The combustion engine in cars generates a lot of heat. The cooling system is designed to keep your car cool and running at optimum temperature.
The water pump pushes coolant from the radiator throughout the engine and transmission systems and back to the radiator. The hot coolant is cooled while travelling through the radiator, before being rerouted back through the engine. So the heat created by the engine is dissipated via the radiator.
If your cooling system has a problem, it can lead to overheating and major mechanical problems. Following are five possible causes of overheating.
Low Levels Of Coolant
The first thing to check if your car is overheating is the coolant level in the radiator. Never open a radiator cap when the engine is hot as you could get burned; wait for the engine to cool first. The coolant level can also be checked via the reservoir.

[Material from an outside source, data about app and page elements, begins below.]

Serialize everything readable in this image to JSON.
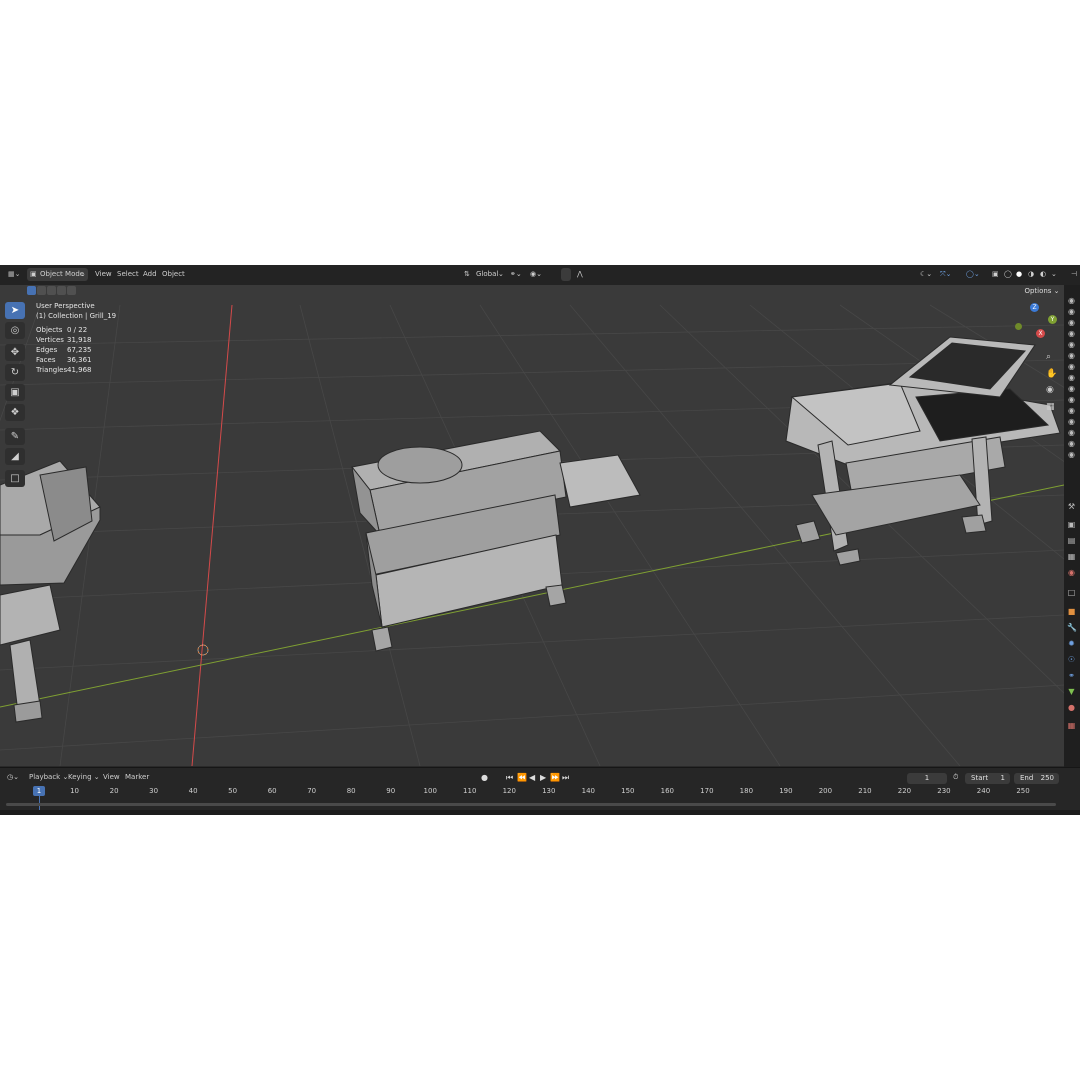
{
  "header": {
    "mode": "Object Mode",
    "menu": [
      "View",
      "Select",
      "Add",
      "Object"
    ],
    "transform_orientation": "Global",
    "options_label": "Options"
  },
  "viewport_info": {
    "view_name": "User Perspective",
    "collection": "(1) Collection | Grill_19",
    "stats": [
      {
        "label": "Objects",
        "value": "0 / 22"
      },
      {
        "label": "Vertices",
        "value": "31,918"
      },
      {
        "label": "Edges",
        "value": "67,235"
      },
      {
        "label": "Faces",
        "value": "36,361"
      },
      {
        "label": "Triangles",
        "value": "41,968"
      }
    ]
  },
  "gizmo": {
    "z": "Z",
    "y": "Y",
    "x": "X"
  },
  "timeline": {
    "menu": [
      "Playback",
      "Keying",
      "View",
      "Marker"
    ],
    "current_frame": "1",
    "start_label": "Start",
    "start_value": "1",
    "end_label": "End",
    "end_value": "250",
    "ruler": [
      "1",
      "10",
      "20",
      "30",
      "40",
      "50",
      "60",
      "70",
      "80",
      "90",
      "100",
      "110",
      "120",
      "130",
      "140",
      "150",
      "160",
      "170",
      "180",
      "190",
      "200",
      "210",
      "220",
      "230",
      "240",
      "250"
    ]
  },
  "colors": {
    "accent": "#4772b3",
    "x_axis": "#d44a4a",
    "y_axis": "#7fa032",
    "grid": "#454545",
    "viewport_bg": "#3a3a3a"
  }
}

If the coolant is dirty or rusty, this means that the radiator needs to be flushed out and the coolant replaced. This will not only lower the engine running temperature, but it will remove any debris that could damage the cooling system.
Check your owner's manual or with your mechanic for the recommended frequency of how often your radiator should be flushed out and also for the recommended type of coolant.
Worn Out Hoses And Leaking Radiator Cap
If the hoses are brittle and cracked, spongy or bulging around the clamps, they need replacing. Damaged hoses can provide an exit for leaking coolant. If coolant is being lost through the overflow pipe, this can indicate a leaky radiator cap.
Damaged Fan Belt Or Water Pump
The fan belt drives the water pump and alternator. The water pump moves the coolant throughout the system. If the fan belt is frayed or cracked, or if it squeals or squeaks when driving, it is probably slipping and needs to be replaced.
A malfunctioning water pump itself is another possible cause of overheating.
Car engines are designed to run at their optimum when they are 'warmed up'. The thermostat works to prevent the coolant moving throughout the system until the engine is warm and at optimum temperature.
Sometimes the thermostat can become damaged and get stuck in the open or closed position. If it is stuck in the open position, the engine takes a long time to warm up, as the coolant is not being held back until the engine is warm (as it should be).
Alternatively, if the thermostat is stuck in the closed position, this will prevent the coolant from circulating, and in a relatively short time, the car will overheat.
Radiators and cooling systems are necessary to keep car engines running at optimum temperatures. It is wise to have regular check-ups to prevent problems developing down the track. Preventative checks of the coolant level, the hoses and the radiator cap are a good start. Your local radiator shop should be able to assist with any radiator repairs and with more extensive checks.
Visit a site like http://natrad.com.au to learn more about radiator repair options.Share